Hope takes a low-cost flight to Goa

Piloted by Capt Manish Uppal, as the maiden AirAsia flight from Bangalore to Goa lifted off from the Kempegowda International Airport (KIA) runway at 3.35 pm on Thursday, the passengers broke into a spontaneous applause.

They had a solid reason to cheer: For the first time in years, a budget airline held the promise of a genuine, sustainable return to low-cost air travel.

Forty per cent of those excited passengers had paid just Rs 990 or less for a journey that would have cost them much more on an airconditioned train or bus. But 10 per cent had paid even less, a promotional Rs 5 per ticket! They had grabbed those tickets in a jiffy.

For, they were not so sure whether such rates would sustain for long. Sitting beside them with his family, AirAsia’s Chief Executive Officer, Mittu Chandilya reassured them.

The costs, lowered by a unique “unbundling” method, would remain affordable.

Heading to Goa for a holiday, young architect Shruti Shet relished the opportunity. But she too had her doubts and apprehensions.

“I am not sure whether the fares would be so cheap in the future. They might increase when demand picks up. Still, I bet they will not get unaffordable since they are backed by strong players,” she reasoned.

First-time fliers, avid maiden flight buffs, budget-fare hunters, the Airbus A320 had them all. Greeting them in their chic, bright red attire were the flight attendants, wearing a welcoming smile. They did charge for the food and soft drinks, but the first passengers had a gift in store too. The passengers knew AirAsia was taking its first baby steps to battle the likes of IndiGo and SpiceJet, Go Air and Air India

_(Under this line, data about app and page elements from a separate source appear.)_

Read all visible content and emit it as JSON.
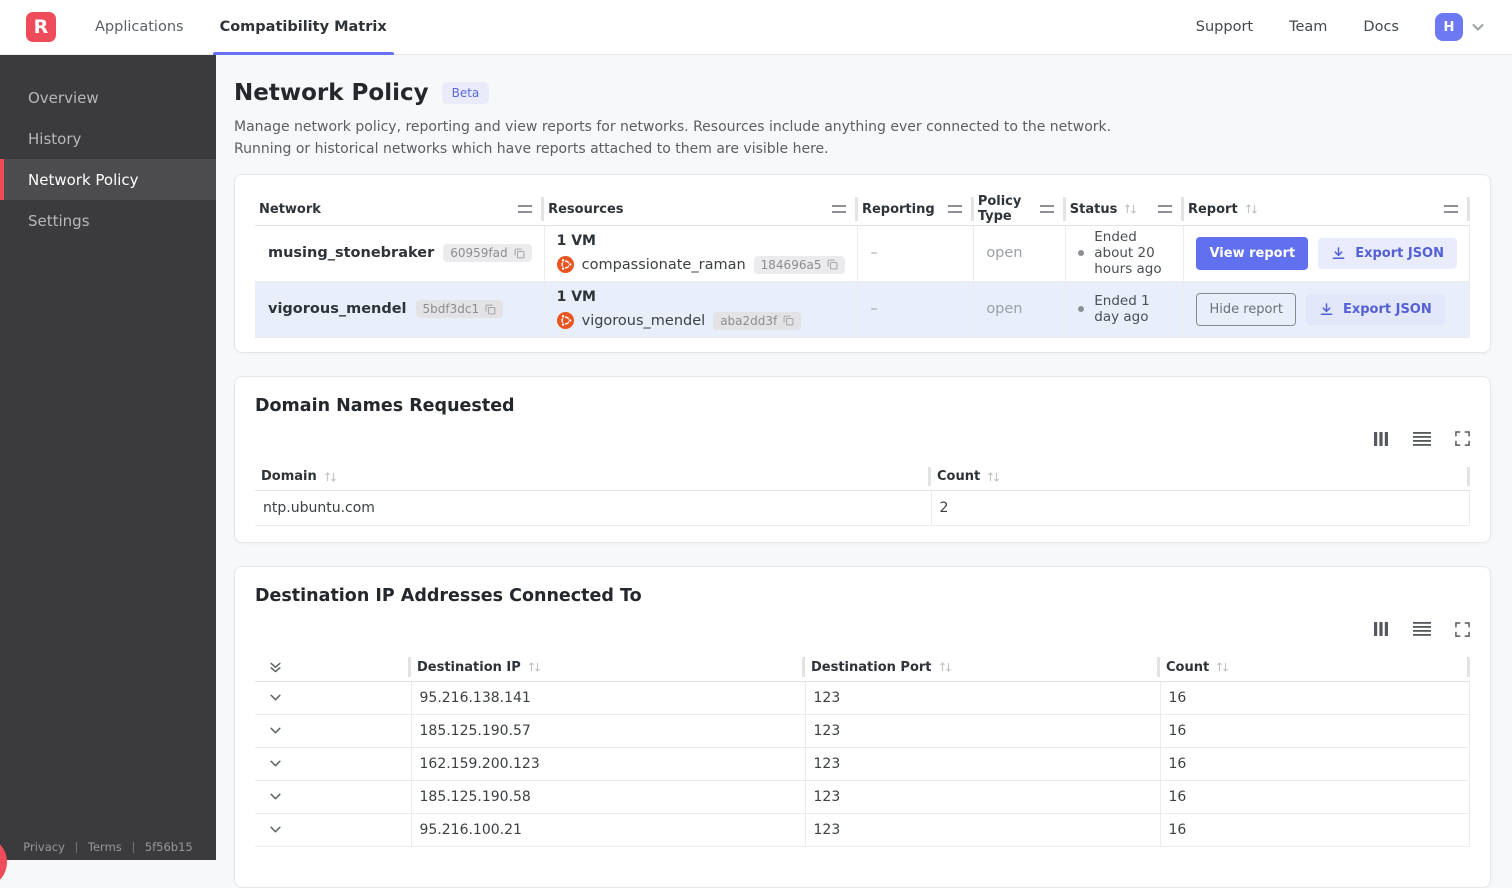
{
  "navbar": {
    "logo_letter": "R",
    "tabs": [
      {
        "label": "Applications"
      },
      {
        "label": "Compatibility Matrix"
      }
    ],
    "links": [
      {
        "label": "Support"
      },
      {
        "label": "Team"
      },
      {
        "label": "Docs"
      }
    ],
    "avatar_initial": "H"
  },
  "sidebar": {
    "items": [
      {
        "label": "Overview"
      },
      {
        "label": "History"
      },
      {
        "label": "Network Policy"
      },
      {
        "label": "Settings"
      }
    ],
    "footer": {
      "privacy": "Privacy",
      "terms": "Terms",
      "build": "5f56b15"
    }
  },
  "page": {
    "title": "Network Policy",
    "beta_badge": "Beta",
    "description": "Manage network policy, reporting and view reports for networks. Resources include anything ever connected to the network. Running or historical networks which have reports attached to them are visible here."
  },
  "networks_table": {
    "columns": [
      {
        "label": "Network"
      },
      {
        "label": "Resources"
      },
      {
        "label": "Reporting"
      },
      {
        "label": "Policy Type"
      },
      {
        "label": "Status"
      },
      {
        "label": "Report"
      }
    ],
    "rows": [
      {
        "name": "musing_stonebraker",
        "id": "60959fad",
        "vm_summary": "1 VM",
        "resource_name": "compassionate_raman",
        "resource_id": "184696a5",
        "reporting": "–",
        "policy_type": "open",
        "status": "Ended about 20 hours ago",
        "report_button": "View report",
        "export_button": "Export JSON"
      },
      {
        "name": "vigorous_mendel",
        "id": "5bdf3dc1",
        "vm_summary": "1 VM",
        "resource_name": "vigorous_mendel",
        "resource_id": "aba2dd3f",
        "reporting": "–",
        "policy_type": "open",
        "status": "Ended 1 day ago",
        "report_button": "Hide report",
        "export_button": "Export JSON"
      }
    ]
  },
  "domain_table": {
    "title": "Domain Names Requested",
    "columns": [
      {
        "label": "Domain"
      },
      {
        "label": "Count"
      }
    ],
    "rows": [
      {
        "domain": "ntp.ubuntu.com",
        "count": "2"
      }
    ]
  },
  "destination_table": {
    "title": "Destination IP Addresses Connected To",
    "columns": [
      {
        "label": "Destination IP"
      },
      {
        "label": "Destination Port"
      },
      {
        "label": "Count"
      }
    ],
    "rows": [
      {
        "ip": "95.216.138.141",
        "port": "123",
        "count": "16"
      },
      {
        "ip": "185.125.190.57",
        "port": "123",
        "count": "16"
      },
      {
        "ip": "162.159.200.123",
        "port": "123",
        "count": "16"
      },
      {
        "ip": "185.125.190.58",
        "port": "123",
        "count": "16"
      },
      {
        "ip": "95.216.100.21",
        "port": "123",
        "count": "16"
      }
    ]
  },
  "colors": {
    "accent": "#6673f0",
    "brand_red": "#ee4c5b",
    "row_highlight": "#e9eefb",
    "ubuntu_orange": "#e95420"
  }
}
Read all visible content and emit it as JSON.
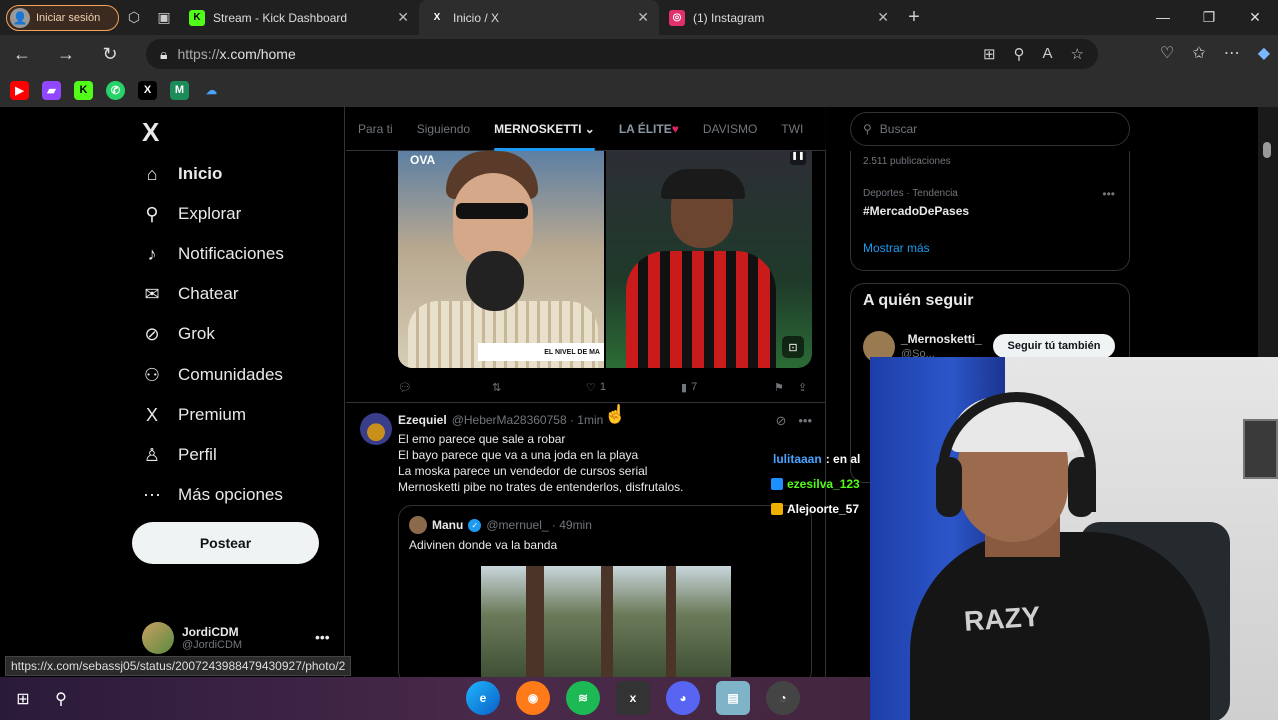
{
  "browser": {
    "profile_label": "Iniciar sesión",
    "tabs": [
      {
        "title": "Stream - Kick Dashboard",
        "favicon": "K",
        "color": "#53fc18"
      },
      {
        "title": "Inicio / X",
        "favicon": "X",
        "color": "#ffffff"
      },
      {
        "title": "(1) Instagram",
        "favicon": "◎",
        "color": "#e1306c"
      }
    ],
    "url_host": "https://",
    "url_path": "x.com/home",
    "bookmarks": [
      "youtube-icon",
      "twitch-icon",
      "kick-icon",
      "whatsapp-icon",
      "x-icon",
      "mega-icon",
      "cloud-icon"
    ]
  },
  "sidebar": {
    "items": [
      {
        "label": "Inicio",
        "icon": "home-icon",
        "glyph": "⌂"
      },
      {
        "label": "Explorar",
        "icon": "search-icon",
        "glyph": "⚲"
      },
      {
        "label": "Notificaciones",
        "icon": "bell-icon",
        "glyph": "♪"
      },
      {
        "label": "Chatear",
        "icon": "mail-icon",
        "glyph": "✉"
      },
      {
        "label": "Grok",
        "icon": "grok-icon",
        "glyph": "⊘"
      },
      {
        "label": "Comunidades",
        "icon": "people-icon",
        "glyph": "⚇"
      },
      {
        "label": "Premium",
        "icon": "x-premium-icon",
        "glyph": "X"
      },
      {
        "label": "Perfil",
        "icon": "person-icon",
        "glyph": "♙"
      },
      {
        "label": "Más opciones",
        "icon": "more-circle-icon",
        "glyph": "⋯"
      }
    ],
    "post_label": "Postear",
    "account": {
      "name": "JordiCDM",
      "handle": "@JordiCDM"
    }
  },
  "status_url": "https://x.com/sebassj05/status/2007243988479430927/photo/2",
  "timeline": {
    "tabs": [
      "Para ti",
      "Siguiendo",
      "MERNOSKETTI",
      "LA ÉLITE",
      "DAVISMO",
      "TWI"
    ],
    "media_tag": "OVA",
    "media_caption": "EL NIVEL DE MA",
    "actions": {
      "likes": "1",
      "views": "7"
    },
    "tweet": {
      "name": "Ezequiel",
      "handle": "@HeberMa28360758 · 1min",
      "lines": [
        "El emo parece que sale a robar",
        "El bayo parece que va a una joda en la playa",
        "La moska parece un vendedor de cursos serial",
        "Mernosketti pibe no trates de entenderlos, disfrutalos."
      ],
      "quote": {
        "name": "Manu",
        "handle": "@mernuel_ · 49min",
        "text": "Adivinen donde va la banda"
      }
    }
  },
  "right": {
    "search_placeholder": "Buscar",
    "posts_count": "2.511 publicaciones",
    "trend_category": "Deportes · Tendencia",
    "trend_name": "#MercadoDePases",
    "show_more": "Mostrar más",
    "follow_title": "A quién seguir",
    "follow_name": "_Mernosketti_",
    "follow_handle": "@So...",
    "follow_button": "Seguir tú también"
  },
  "chat": [
    {
      "user": "lulitaaan",
      "text": ": en al",
      "color": "#4aa3ff"
    },
    {
      "user": "ezesilva_123",
      "text": "",
      "color": "#53fc18"
    },
    {
      "user": "Alejoorte_57",
      "text": "",
      "color": "#ffffff"
    }
  ],
  "webcam": {
    "shirt_print": "RAZY"
  }
}
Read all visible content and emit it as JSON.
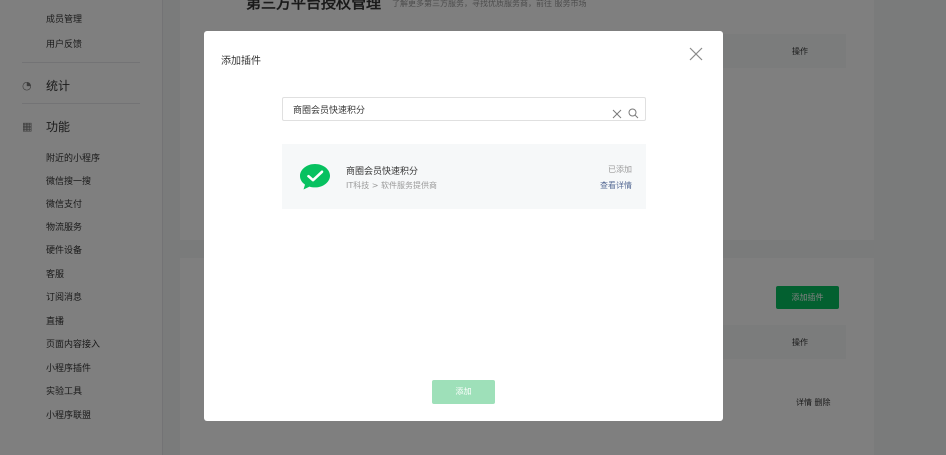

An hour before take-off, Chandilya had worked out the price dynamics for the media and explained how AirAsia would remain strong in the business: “Our fares will be 35 per cent lower than the market rates. At this rate, we believe we can sustain and be profitable. Going forward, we intend to bring down the tariff further as we are sure that we can make revenues with stable operations.”

For Dr Brenden Dias, a doctor from St John’s medical college, the flight was the perfect option for his frequent trips to his native Goa. “Many Goans like me are working in Bangalore. I travel once a month. The fare fits very well for me. But I am afraid whether they can maintain this. Maybe they can,” said he. Yet, no such thoughts had bothered Divya Mohandas, who grabbed the first ticket on offer and was rewarded for the same.

She was the chosen one for two free tickets.

The AirAsia India CEO had a word on the offers. “We are not interested in offering promotional discounted offers, which is normally for a temporary period. We will continue to charge a base fare of Rs 990. Our long-term goal is to offer air travel at affordable rates and provide an opportunity to every Indian to fly. Our competition is with the Indian Railways and not with other airlines in the country.”

Since the fare was “unbundled,” passengers had to pay for their check-in luggage, an issue that had invited problems for the airline with the Director General of Civil Aviation (DGCA). Chandilya said AirAsia was in talks with the regulator to sort it out. But such concerns appeared not to bother many passengers who were travelling light on inaugural day.  

DH Newsletter Privacy Policy Get top news in your inbox daily
GET IT
Comments (+)